* _Your assignment_:
Looking at the data that follows, count the lines containing the word "left" and write down only that count.

* _Data about app and page elements_:
=-=-=-=-=

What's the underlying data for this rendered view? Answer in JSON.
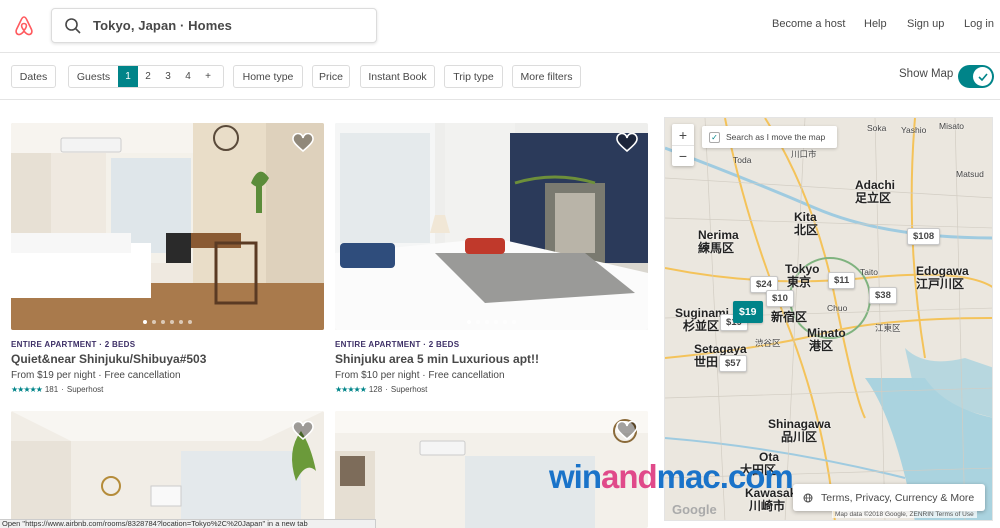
{
  "header": {
    "search_text": "Tokyo, Japan · Homes",
    "nav": [
      "Become a host",
      "Help",
      "Sign up",
      "Log in"
    ]
  },
  "filters": {
    "dates": "Dates",
    "guests_label": "Guests",
    "guest_options": [
      "1",
      "2",
      "3",
      "4",
      "+"
    ],
    "selected_guests": "1",
    "home_type": "Home type",
    "price": "Price",
    "instant_book": "Instant Book",
    "trip_type": "Trip type",
    "more_filters": "More filters",
    "show_map": "Show Map",
    "show_map_on": true
  },
  "listings": [
    {
      "type": "ENTIRE APARTMENT · 2 BEDS",
      "title": "Quiet&near Shinjuku/Shibuya#503",
      "price": "From $19  per night · Free cancellation",
      "rating_count": "181",
      "badge": "Superhost",
      "stars": 5
    },
    {
      "type": "ENTIRE APARTMENT · 2 BEDS",
      "title": "Shinjuku area 5 min Luxurious apt!!",
      "price": "From $10  per night · Free cancellation",
      "rating_count": "128",
      "badge": "Superhost",
      "stars": 5
    },
    {
      "type": "",
      "title": "",
      "price": "",
      "rating_count": "",
      "badge": "",
      "stars": 0
    },
    {
      "type": "",
      "title": "",
      "price": "",
      "rating_count": "",
      "badge": "",
      "stars": 0
    }
  ],
  "map": {
    "search_as_move": "Search as I move the map",
    "zoom_in": "+",
    "zoom_out": "−",
    "pins": [
      "$24",
      "$11",
      "$108",
      "$38",
      "$10",
      "$19",
      "$19",
      "$57"
    ],
    "labels": {
      "adachi": "Adachi",
      "adachi_jp": "足立区",
      "nerima": "Nerima",
      "nerima_jp": "練馬区",
      "kita": "Kita",
      "kita_jp": "北区",
      "tokyo": "Tokyo",
      "tokyo_jp": "東京",
      "taito": "Taito",
      "edogawa": "Edogawa",
      "edogawa_jp": "江戸川区",
      "suginami": "Suginami",
      "suginami_jp": "杉並区",
      "setagaya": "Setagaya",
      "setagaya_jp": "世田",
      "minato": "Minato",
      "minato_jp": "港区",
      "shinjuku_jp": "新宿区",
      "shinagawa": "Shinagawa",
      "shinagawa_jp": "品川区",
      "ota": "Ota",
      "ota_jp": "大田区",
      "kawasaki": "Kawasaki",
      "kawasaki_jp": "川崎市",
      "soka": "Soka",
      "yashio": "Yashio",
      "misato": "Misato",
      "kawaguchi": "川口市",
      "toda": "Toda",
      "matsudo": "Matsud",
      "koto": "江東区",
      "chuo": "Chuo",
      "shibuya": "渋谷区"
    },
    "terms": "Terms, Privacy, Currency & More",
    "map_data": "Map data ©2018 Google, ZENRIN   Terms of Use",
    "google": "Google"
  },
  "statusbar": "Open \"https://www.airbnb.com/rooms/8328784?location=Tokyo%2C%20Japan\" in a new tab",
  "watermark": {
    "p1": "win",
    "p2": "and",
    "p3": "mac.com"
  },
  "colors": {
    "accent": "#008489",
    "brand": "#FF5A5F",
    "type_label": "#3d2f66"
  }
}
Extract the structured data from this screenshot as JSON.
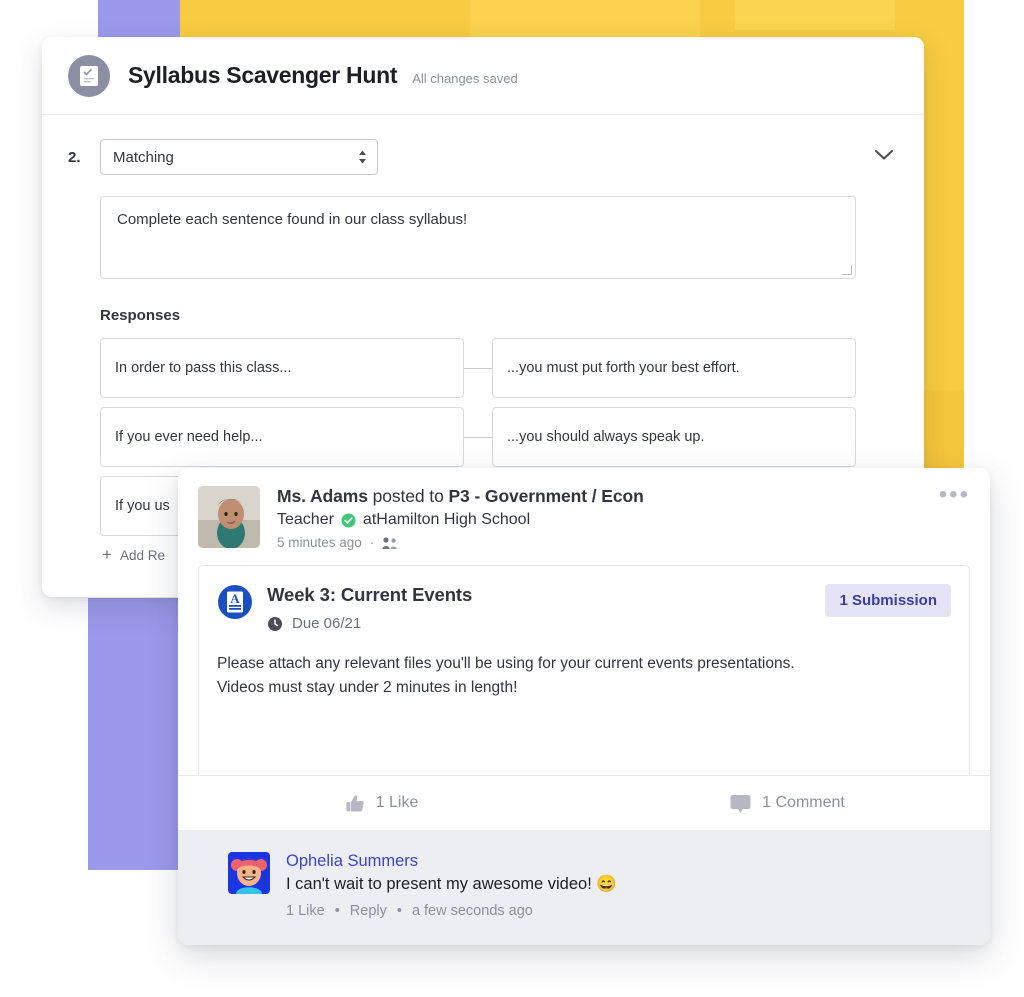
{
  "colors": {
    "purple": "#9a99ea",
    "yellow": "#f6c83c",
    "yellow_light": "#fbd34f",
    "accent_blue": "#3a46c8",
    "badge_bg": "#e4e4f6",
    "badge_text": "#3a3f9e",
    "verified_green": "#3fc87a",
    "comment_bg": "#eceef3"
  },
  "quiz": {
    "icon": "quiz-document-icon",
    "title": "Syllabus Scavenger Hunt",
    "save_status": "All changes saved",
    "question_number": "2.",
    "type_select": {
      "value": "Matching",
      "icon": "updown-arrows-icon"
    },
    "collapse_icon": "chevron-down-icon",
    "prompt": "Complete each sentence found in our class syllabus!",
    "responses_label": "Responses",
    "pairs": [
      {
        "left": "In order to pass this class...",
        "right": "...you must put forth your best effort."
      },
      {
        "left": "If you ever need help...",
        "right": "...you should always speak up."
      },
      {
        "left": "If you us",
        "right": ""
      }
    ],
    "add_response_label": "Add Re",
    "add_icon": "plus-icon"
  },
  "post": {
    "avatar": "teacher-avatar",
    "author": "Ms. Adams",
    "action_text": " posted to ",
    "target": "P3 - Government / Econ",
    "role": "Teacher",
    "verified_icon": "verified-badge-icon",
    "school_prefix": "at ",
    "school": "Hamilton High School",
    "timestamp": "5 minutes ago",
    "separator": "·",
    "audience_icon": "audience-group-icon",
    "menu_icon": "more-options-icon",
    "assignment": {
      "icon": "assignment-document-icon",
      "title": "Week 3: Current Events",
      "due_icon": "clock-icon",
      "due_label": "Due 06/21",
      "submission_badge": "1 Submission",
      "description_line1": "Please attach any relevant files you'll be using for your current events presentations.",
      "description_line2": "Videos must stay under 2 minutes in length!"
    },
    "actions": {
      "like_icon": "thumbs-up-icon",
      "like_label": "1 Like",
      "comment_icon": "comment-bubble-icon",
      "comment_label": "1 Comment"
    },
    "comment": {
      "avatar": "student-avatar",
      "author": "Ophelia Summers",
      "text": "I can't wait to present my awesome video! 😄",
      "like_label": "1 Like",
      "reply_label": "Reply",
      "time_label": "a few seconds ago",
      "dot": "•"
    }
  }
}
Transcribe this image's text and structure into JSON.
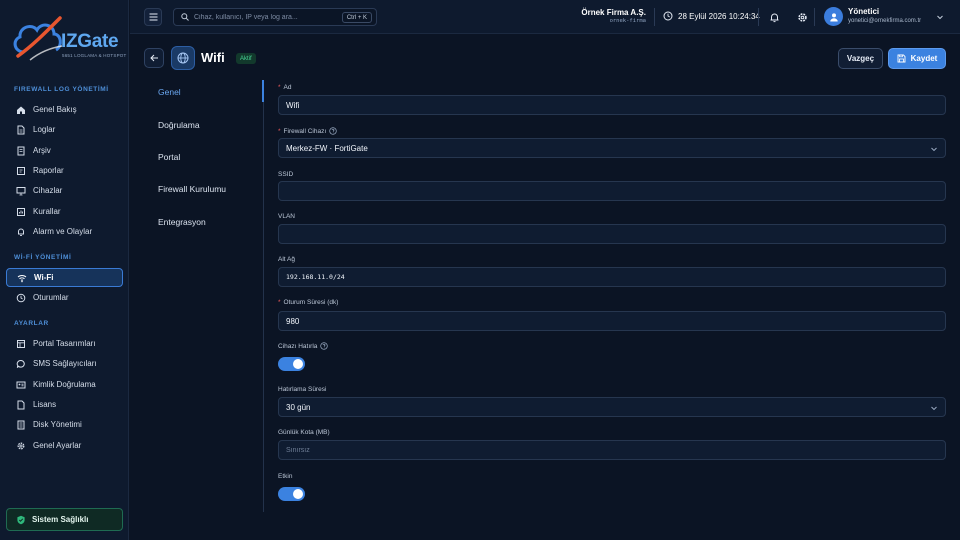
{
  "brand": {
    "name": "IZGate",
    "tagline": "5651 LOGLAMA & HOTSPOT"
  },
  "sidebar": {
    "sections": [
      {
        "title": "FIREWALL LOG YÖNETİMİ"
      },
      {
        "title": "Wİ-Fİ YÖNETİMİ"
      },
      {
        "title": "AYARLAR"
      }
    ],
    "items": [
      {
        "label": "Genel Bakış",
        "icon": "home-icon"
      },
      {
        "label": "Loglar",
        "icon": "file-icon"
      },
      {
        "label": "Arşiv",
        "icon": "archive-icon"
      },
      {
        "label": "Raporlar",
        "icon": "report-icon"
      },
      {
        "label": "Cihazlar",
        "icon": "monitor-icon"
      },
      {
        "label": "Kurallar",
        "icon": "rules-icon"
      },
      {
        "label": "Alarm ve Olaylar",
        "icon": "bell-icon"
      },
      {
        "label": "Wi-Fi",
        "icon": "wifi-icon",
        "active": true
      },
      {
        "label": "Oturumlar",
        "icon": "clock-icon"
      },
      {
        "label": "Portal Tasarımları",
        "icon": "layout-icon"
      },
      {
        "label": "SMS Sağlayıcıları",
        "icon": "message-icon"
      },
      {
        "label": "Kimlik Doğrulama",
        "icon": "id-card-icon"
      },
      {
        "label": "Lisans",
        "icon": "license-icon"
      },
      {
        "label": "Disk Yönetimi",
        "icon": "disk-icon"
      },
      {
        "label": "Genel Ayarlar",
        "icon": "gear-icon"
      }
    ],
    "health_label": "Sistem Sağlıklı"
  },
  "topbar": {
    "search_placeholder": "Cihaz, kullanıcı, IP veya log ara...",
    "search_shortcut": "Ctrl + K",
    "company_name": "Örnek Firma A.Ş.",
    "company_code": "ornek-firma",
    "datetime": "28 Eylül 2026 10:24:34",
    "user_name": "Yönetici",
    "user_email": "yonetici@ornekfirma.com.tr"
  },
  "page": {
    "title": "Wifi",
    "status_badge": "Aktif",
    "cancel_label": "Vazgeç",
    "save_label": "Kaydet"
  },
  "tabs": [
    "Genel",
    "Doğrulama",
    "Portal",
    "Firewall Kurulumu",
    "Entegrasyon"
  ],
  "form": {
    "name_label": "Ad",
    "name_value": "Wifi",
    "firewall_label": "Firewall Cihazı",
    "firewall_value": "Merkez-FW · FortiGate",
    "ssid_label": "SSID",
    "ssid_value": "",
    "vlan_label": "VLAN",
    "vlan_value": "",
    "subnet_label": "Alt Ağ",
    "subnet_value": "192.168.11.0/24",
    "session_label": "Oturum Süresi (dk)",
    "session_value": "980",
    "remember_label": "Cihazı Hatırla",
    "remember_on": true,
    "remember_duration_label": "Hatırlama Süresi",
    "remember_duration_value": "30 gün",
    "quota_label": "Günlük Kota (MB)",
    "quota_placeholder": "Sınırsız",
    "enabled_label": "Etkin",
    "enabled_on": true
  },
  "colors": {
    "accent": "#3b82e0",
    "background": "#0b1424",
    "success": "#48d597",
    "required": "#f05a5a"
  }
}
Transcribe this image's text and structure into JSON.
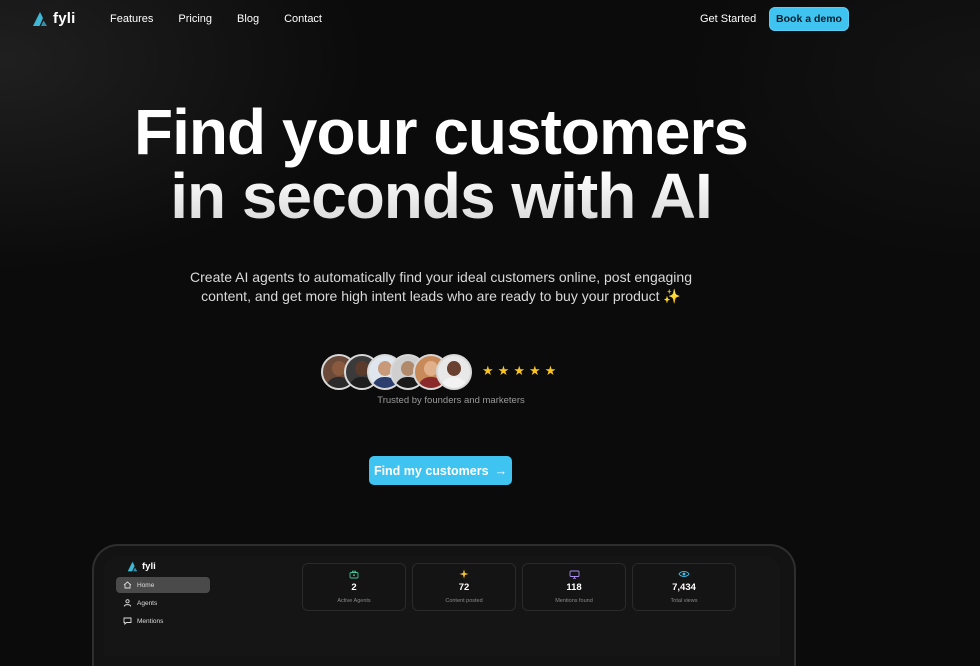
{
  "brand": {
    "name": "fyli"
  },
  "nav": {
    "links": [
      "Features",
      "Pricing",
      "Blog",
      "Contact"
    ],
    "get_started": "Get Started",
    "book_demo": "Book a demo"
  },
  "hero": {
    "title_line1": "Find your customers",
    "title_line2": "in seconds with AI",
    "subtitle_line1": "Create AI agents to automatically find your ideal customers online, post engaging",
    "subtitle_line2": "content, and get more high intent leads who are ready to buy your product ✨"
  },
  "social_proof": {
    "avatar_count": 6,
    "rating_stars": 5,
    "trusted_text": "Trusted by founders and marketers"
  },
  "cta": {
    "label": "Find my customers",
    "arrow": "→"
  },
  "dashboard": {
    "brand": "fyli",
    "sidebar": [
      "Home",
      "Agents",
      "Mentions"
    ],
    "active_item": "Home",
    "stats": [
      {
        "value": "2",
        "label": "Active Agents",
        "icon": "briefcase-icon"
      },
      {
        "value": "72",
        "label": "Content posted",
        "icon": "sparkle-icon"
      },
      {
        "value": "118",
        "label": "Mentions found",
        "icon": "monitor-icon"
      },
      {
        "value": "7,434",
        "label": "Total views",
        "icon": "eye-icon"
      }
    ]
  },
  "colors": {
    "background": "#0b0b0b",
    "accent": "#3fc3f0",
    "star": "#f7c325",
    "logo_teal": "#3fb8d6"
  }
}
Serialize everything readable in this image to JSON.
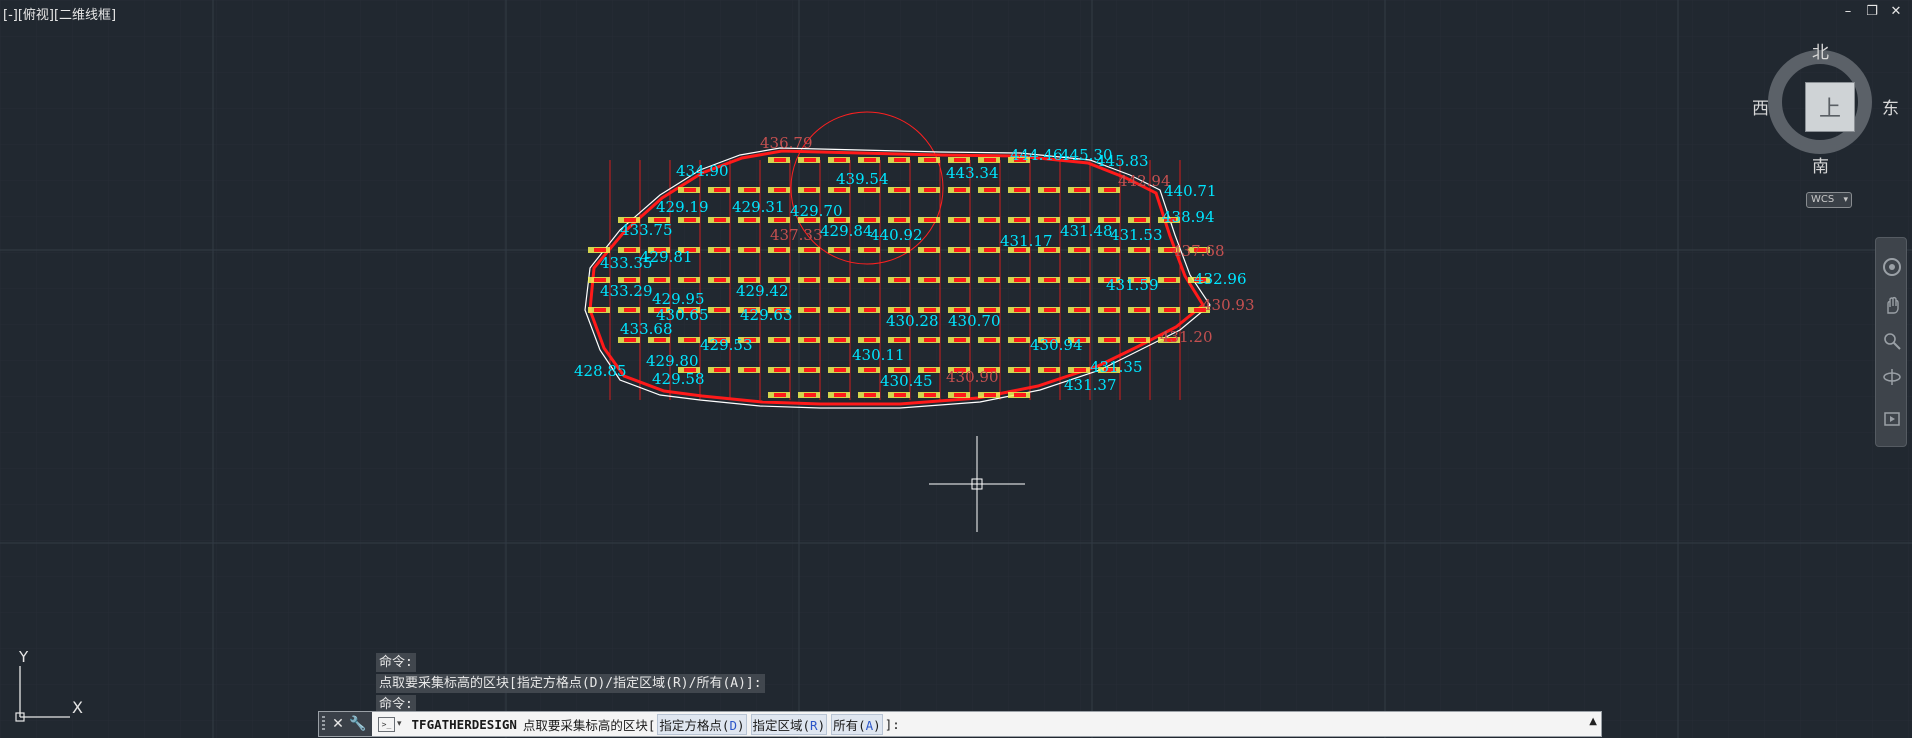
{
  "viewport": {
    "view_label": "[-][俯视][二维线框]",
    "window_controls": {
      "minimize": "–",
      "restore": "❐",
      "close": "✕"
    },
    "background_color": "#212830",
    "point_label_color": "#00e5ff",
    "boundary_color": "#ff1a1a",
    "marker_color": "#f2f252",
    "elevation_labels_cyan": [
      {
        "text": "436.79"
      },
      {
        "text": "434.90"
      },
      {
        "text": "439.54"
      },
      {
        "text": "443.34"
      },
      {
        "text": "444.46"
      },
      {
        "text": "445.30"
      },
      {
        "text": "445.83"
      },
      {
        "text": "442.94"
      },
      {
        "text": "440.71"
      },
      {
        "text": "429.19"
      },
      {
        "text": "429.31"
      },
      {
        "text": "429.70"
      },
      {
        "text": "429.81"
      },
      {
        "text": "433.75"
      },
      {
        "text": "437.33"
      },
      {
        "text": "429.84"
      },
      {
        "text": "440.92"
      },
      {
        "text": "431.17"
      },
      {
        "text": "431.48"
      },
      {
        "text": "431.53"
      },
      {
        "text": "438.94"
      },
      {
        "text": "437.68"
      },
      {
        "text": "433.35"
      },
      {
        "text": "432.96"
      },
      {
        "text": "433.29"
      },
      {
        "text": "429.95"
      },
      {
        "text": "429.42"
      },
      {
        "text": "431.59"
      },
      {
        "text": "430.93"
      },
      {
        "text": "430.65"
      },
      {
        "text": "429.63"
      },
      {
        "text": "430.28"
      },
      {
        "text": "430.70"
      },
      {
        "text": "433.68"
      },
      {
        "text": "429.53"
      },
      {
        "text": "431.20"
      },
      {
        "text": "430.94"
      },
      {
        "text": "429.80"
      },
      {
        "text": "430.11"
      },
      {
        "text": "431.35"
      },
      {
        "text": "429.58"
      },
      {
        "text": "430.45"
      },
      {
        "text": "430.90"
      },
      {
        "text": "431.37"
      },
      {
        "text": "428.85"
      }
    ]
  },
  "viewcube": {
    "north": "北",
    "south": "南",
    "west": "西",
    "east": "东",
    "face": "上",
    "wcs": "WCS"
  },
  "navbar": {
    "icons": [
      "steering-wheel-icon",
      "pan-icon",
      "zoom-extents-icon",
      "orbit-icon",
      "showmotion-icon"
    ]
  },
  "command_history": [
    "命令:",
    "点取要采集标高的区块[指定方格点(D)/指定区域(R)/所有(A)]:",
    "命令:"
  ],
  "command_line": {
    "prompt_icon": ">_",
    "command_name": "TFGATHERDESIGN",
    "prompt_text": "点取要采集标高的区块[",
    "option_1_label": "指定方格点(",
    "option_1_key": "D",
    "option_2_label": "指定区域(",
    "option_2_key": "R",
    "option_3_label": "所有(",
    "option_3_key": "A",
    "suffix": "]:"
  },
  "ucs_icon": {
    "x_label": "X",
    "y_label": "Y"
  }
}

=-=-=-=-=

* _Expected output_:
3